As I looked at that role call and its accompanying notes, I admired my subconscious mind: this could be the beginning of something. Those three characters, executed with care and precision, could exceed their archetypal origins and become players in a story that an audience could care for — cheer for, even — unaware of the cruel fates I have in mind for them. Why, this story —
INT. FORTRESS MAMEA -- DAY
Our PET WRITER turns to find his LOVELY WIFE reading over his shoulder:
The first warning signs showed a couple of years ago.
Fortress Mamea runs on 10.6 Snow Leopard, an operating system that’s now seven generations behind the current OS.
We like 10.6. It works for us. The Lovely Wife can still watch ponies galloping in slow motion on Youtube, while I can keep in touch with friends and colleagues near and far (and still write, obviously). Online schmoozing sometimes required Skype which has been a no-brainer.
I guess the Macbook Pro is slowly but surely headed for pure writing duties.
Last Sunday was the eleventh anniversary of this website.
I kid you not: unless my maths is awry, we opened in 2006, our first anniversary would’ve been 2007, which means 2017 makes this site eleven. Years. Old.
I’ve a few productions under my writing belt, I’ve been published, and now I’m also writing for theatre. I have representation. Various projects are in various stages of progress. There are a disturbing number of people out there who I’ve never met who know my face and/or my work.
I reside in a new, improved (and defensible) Fortress Mamea. I remain enthralled by The Lovely Wife whose love and calming words have kept me out of jail all these years. Our children are making their way in this world. Our animals are happy and healthy and loved.
A touch over a decade on, I feel considerably more comfortable with referring to myself as a writer.

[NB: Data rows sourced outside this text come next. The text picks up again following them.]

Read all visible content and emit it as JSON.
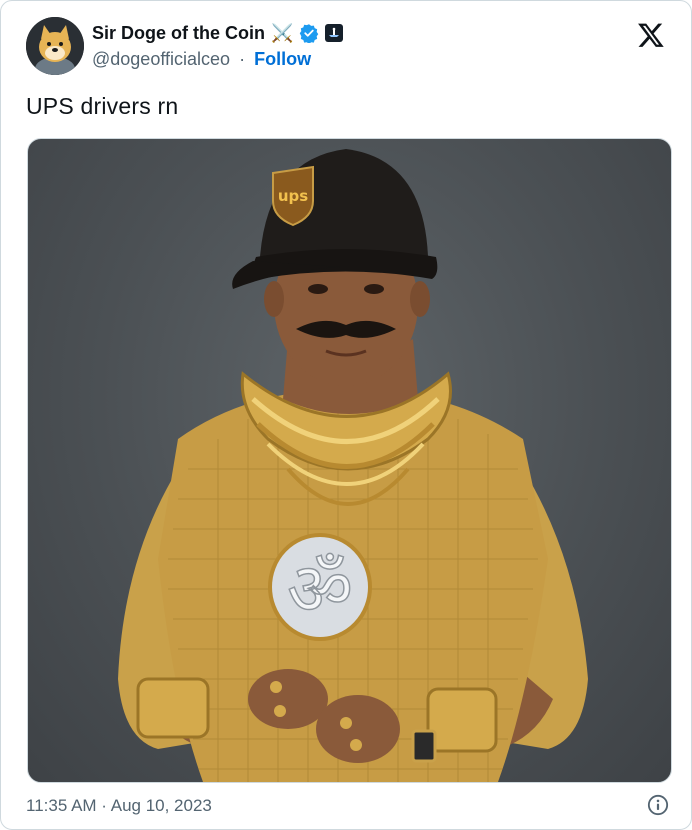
{
  "tweet": {
    "author": {
      "display_name": "Sir Doge of the Coin",
      "name_emoji": "⚔️",
      "handle": "@dogeofficialceo",
      "separator": "·",
      "follow_label": "Follow",
      "avatar_icon": "doge-avatar-icon",
      "verified_icon": "verified-badge-icon",
      "affiliation_icon": "affiliation-badge-icon"
    },
    "platform_icon": "x-logo-icon",
    "text": "UPS drivers rn",
    "media": {
      "cap_logo_text": "ups",
      "pendant_text": "ॐ"
    },
    "timestamp": "11:35 AM · Aug 10, 2023",
    "info_icon": "info-icon"
  },
  "colors": {
    "link_blue": "#006fd6",
    "verified_blue": "#1d9bf0",
    "secondary_text": "#536471",
    "gold": "#c9a14a"
  }
}
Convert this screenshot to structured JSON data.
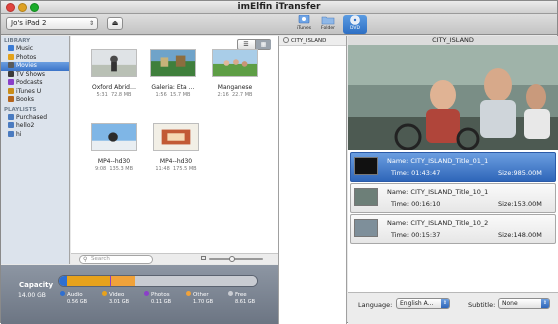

I’ve a better grip on my process, my grasp of the rules and tools is less tenuous, and my slate of projects means I’m rarely short of a story or an idea to explore or develop.
… Yeah. I think I might have the hang of this writing gig now.